(BRIEF)
Return only those lines of the listing in which "Generator" appears.

*** Opening of THE DATA ***

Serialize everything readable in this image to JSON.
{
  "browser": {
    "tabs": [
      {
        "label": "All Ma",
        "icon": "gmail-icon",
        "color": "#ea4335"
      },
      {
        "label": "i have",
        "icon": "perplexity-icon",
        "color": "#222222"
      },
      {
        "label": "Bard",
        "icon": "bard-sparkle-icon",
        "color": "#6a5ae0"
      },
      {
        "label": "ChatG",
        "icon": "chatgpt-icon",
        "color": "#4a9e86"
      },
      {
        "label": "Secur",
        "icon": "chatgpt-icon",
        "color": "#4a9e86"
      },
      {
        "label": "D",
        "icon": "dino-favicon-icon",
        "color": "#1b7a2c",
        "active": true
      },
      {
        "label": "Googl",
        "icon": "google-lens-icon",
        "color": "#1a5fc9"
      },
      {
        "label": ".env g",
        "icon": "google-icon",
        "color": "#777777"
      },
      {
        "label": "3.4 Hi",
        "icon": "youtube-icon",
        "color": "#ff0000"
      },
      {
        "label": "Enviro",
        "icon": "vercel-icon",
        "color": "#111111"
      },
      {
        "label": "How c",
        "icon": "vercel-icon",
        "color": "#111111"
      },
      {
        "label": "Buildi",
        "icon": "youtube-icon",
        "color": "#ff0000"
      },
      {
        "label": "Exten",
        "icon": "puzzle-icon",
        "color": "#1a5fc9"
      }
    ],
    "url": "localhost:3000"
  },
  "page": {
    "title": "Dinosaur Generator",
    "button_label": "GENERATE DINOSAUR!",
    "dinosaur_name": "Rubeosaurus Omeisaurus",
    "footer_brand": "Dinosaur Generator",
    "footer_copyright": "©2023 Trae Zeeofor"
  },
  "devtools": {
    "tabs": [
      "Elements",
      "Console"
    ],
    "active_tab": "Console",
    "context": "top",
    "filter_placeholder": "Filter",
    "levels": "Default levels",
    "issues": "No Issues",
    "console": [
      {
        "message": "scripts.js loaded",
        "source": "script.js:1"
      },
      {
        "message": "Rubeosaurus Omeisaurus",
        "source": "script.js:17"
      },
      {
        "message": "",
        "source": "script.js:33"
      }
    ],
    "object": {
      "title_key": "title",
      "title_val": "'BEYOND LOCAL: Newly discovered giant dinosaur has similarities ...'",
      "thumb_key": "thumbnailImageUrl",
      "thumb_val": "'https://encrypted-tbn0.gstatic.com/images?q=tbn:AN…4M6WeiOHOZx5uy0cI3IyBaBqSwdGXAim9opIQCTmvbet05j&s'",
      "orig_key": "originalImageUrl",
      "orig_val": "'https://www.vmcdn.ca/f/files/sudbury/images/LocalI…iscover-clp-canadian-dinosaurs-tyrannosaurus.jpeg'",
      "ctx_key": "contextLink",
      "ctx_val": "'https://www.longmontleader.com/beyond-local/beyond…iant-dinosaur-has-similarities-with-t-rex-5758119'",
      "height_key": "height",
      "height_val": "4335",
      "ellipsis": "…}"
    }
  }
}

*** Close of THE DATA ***

(TASK OUTPUT)
    "title": "Dinosaur Generator",
    "footer_brand": "Dinosaur Generator",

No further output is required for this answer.